Susanna Marja Ågren
Tampere University, Finland
This presentation introduces a critical perspective on the discourse about young people’s attachment to society. It is based on research which looks for new ways to strengthen youth’s social belonging in a rapidly changing late modern society. The current discussion around the NEETs (young people Not in Education, Employment or Training), demonstrates the over-emphasis that society places on young people entering the labour market. Additionally, it demonstrates the fear of the official system about how young people outside the labour market might burden society (Aaltonen & Berg 2015). As recent research has suggested, the fear creates problems by reflecting back to young people as feelings of unbelonging and anxiety (Gretschel & Myllyniemi 2017, Lögdberg, Nilsson & Kostenius 2018).
My argument is that the pressures young people are now competing with could be reduced by relieving the obligations of the labour market citizenship. Furthermore, I propose that alternative opportunities for operating in society might strengthen the well-being of young people. At the centre of the presentation is the concept of welfare citizenship which is based on the Capability Approach by Martha C. Nussbaum and Amartya Sen.
The presentation relies on research data collected from two vocational education providers (VET) in Finland. It gives a voice to VET students and presents their expectations and concerns about their transition to working life. The presentation aims to provide new insights into young people’s social belonging, suggesting that one way for constructing a more sustainable society might be by acknowledging the value of welfare citizenship.
Parental Influence on Students’ Educational Trajectories: Overemphasis on Academic Track at the Cost of Vocational Education
Heidur Hrund Jonsdottir, Kristjana Stella Blondal
University of Iceland, Iceland
Iceland´s participation in vocational educational programs is lower than in most other OECD countries. There is a strong emphasis on academic education in Iceland while vocational education is seen as a lesser option regardless of students’ strengths and interests. Family is one of the primary contributors to students’ education and majority of Icelandic parents prefer that their children choose academic track. Students in academic track at upper secondary school who liked vocational subjects better in compulsory school have been found to have lower levels of academic interest and being more at risk of dropping out. Iceland has a high rate of early school leaving and choosing a suitable track can be critical for school success.
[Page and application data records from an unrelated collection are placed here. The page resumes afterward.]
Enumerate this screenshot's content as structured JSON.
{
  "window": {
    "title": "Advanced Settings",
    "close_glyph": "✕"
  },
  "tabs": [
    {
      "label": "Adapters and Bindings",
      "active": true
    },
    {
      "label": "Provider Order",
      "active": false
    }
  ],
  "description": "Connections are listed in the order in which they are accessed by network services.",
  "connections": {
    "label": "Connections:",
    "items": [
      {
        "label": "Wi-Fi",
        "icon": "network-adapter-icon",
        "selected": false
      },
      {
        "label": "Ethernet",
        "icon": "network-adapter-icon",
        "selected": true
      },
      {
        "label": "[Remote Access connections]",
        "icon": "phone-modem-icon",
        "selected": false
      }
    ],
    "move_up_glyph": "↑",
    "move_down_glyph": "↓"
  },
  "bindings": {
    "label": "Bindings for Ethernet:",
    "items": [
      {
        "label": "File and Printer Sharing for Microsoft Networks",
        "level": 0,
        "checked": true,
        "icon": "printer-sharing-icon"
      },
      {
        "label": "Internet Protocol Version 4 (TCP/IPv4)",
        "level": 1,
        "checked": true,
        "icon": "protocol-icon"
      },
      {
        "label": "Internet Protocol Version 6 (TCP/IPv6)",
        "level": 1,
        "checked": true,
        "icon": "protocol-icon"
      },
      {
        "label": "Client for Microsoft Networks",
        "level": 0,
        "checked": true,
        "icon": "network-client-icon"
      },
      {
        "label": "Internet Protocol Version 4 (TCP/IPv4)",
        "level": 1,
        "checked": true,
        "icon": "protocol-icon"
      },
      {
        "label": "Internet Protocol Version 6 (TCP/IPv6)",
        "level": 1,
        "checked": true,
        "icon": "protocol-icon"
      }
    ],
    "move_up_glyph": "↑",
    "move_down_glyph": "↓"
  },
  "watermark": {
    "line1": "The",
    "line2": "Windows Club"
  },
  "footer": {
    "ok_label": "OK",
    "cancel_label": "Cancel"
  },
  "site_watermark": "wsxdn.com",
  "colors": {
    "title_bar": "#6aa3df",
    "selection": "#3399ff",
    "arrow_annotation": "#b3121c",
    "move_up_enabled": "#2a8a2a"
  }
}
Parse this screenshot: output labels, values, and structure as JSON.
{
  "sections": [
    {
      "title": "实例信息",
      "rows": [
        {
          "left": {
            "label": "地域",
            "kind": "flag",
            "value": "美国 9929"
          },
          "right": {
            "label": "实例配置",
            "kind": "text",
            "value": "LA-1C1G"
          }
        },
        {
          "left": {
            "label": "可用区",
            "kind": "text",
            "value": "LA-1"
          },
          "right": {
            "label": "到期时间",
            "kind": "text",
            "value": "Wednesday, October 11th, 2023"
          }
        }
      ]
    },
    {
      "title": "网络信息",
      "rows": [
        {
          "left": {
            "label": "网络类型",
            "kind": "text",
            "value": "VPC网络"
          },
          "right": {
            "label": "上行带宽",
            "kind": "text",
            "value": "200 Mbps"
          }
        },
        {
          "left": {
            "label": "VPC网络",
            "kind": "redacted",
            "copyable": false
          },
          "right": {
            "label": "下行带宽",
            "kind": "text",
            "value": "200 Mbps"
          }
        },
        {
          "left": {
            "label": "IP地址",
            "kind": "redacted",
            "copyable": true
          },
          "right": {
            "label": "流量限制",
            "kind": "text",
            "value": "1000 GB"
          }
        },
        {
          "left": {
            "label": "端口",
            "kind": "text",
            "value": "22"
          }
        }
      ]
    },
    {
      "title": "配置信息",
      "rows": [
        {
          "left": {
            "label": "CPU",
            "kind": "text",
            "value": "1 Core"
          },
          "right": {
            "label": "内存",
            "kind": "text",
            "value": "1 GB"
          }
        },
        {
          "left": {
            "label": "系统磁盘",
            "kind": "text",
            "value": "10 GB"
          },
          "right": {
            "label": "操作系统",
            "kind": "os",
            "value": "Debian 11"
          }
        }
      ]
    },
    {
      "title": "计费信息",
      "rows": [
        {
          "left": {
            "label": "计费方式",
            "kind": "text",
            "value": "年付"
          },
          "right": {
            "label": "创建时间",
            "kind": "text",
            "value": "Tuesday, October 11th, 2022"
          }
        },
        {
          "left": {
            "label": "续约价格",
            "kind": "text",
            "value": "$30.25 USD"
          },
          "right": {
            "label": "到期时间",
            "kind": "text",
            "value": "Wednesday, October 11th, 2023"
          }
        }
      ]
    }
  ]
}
Using both survey and registered data for approximately 2000 students, we explore the influence of parents’ educational emphasis when their child is in the 10th grade (end of compulsory school) on students’ trajectories at upper secondary school over three year period. We explore this relationship in light of students’ academic interest in the 10th grade.
We expect to find that students whose parents emphasize academic studies are more likely to choose academic track regardless of their academic interest. We expect the relationship to persist even after taking family background and gender into account as well as previous academic achievement which is a strong predictor for educational choice.
The study will contribute to our understanding of how to reduce early school leaving that is affected by choosing a stream that does not fit students’ academic interest.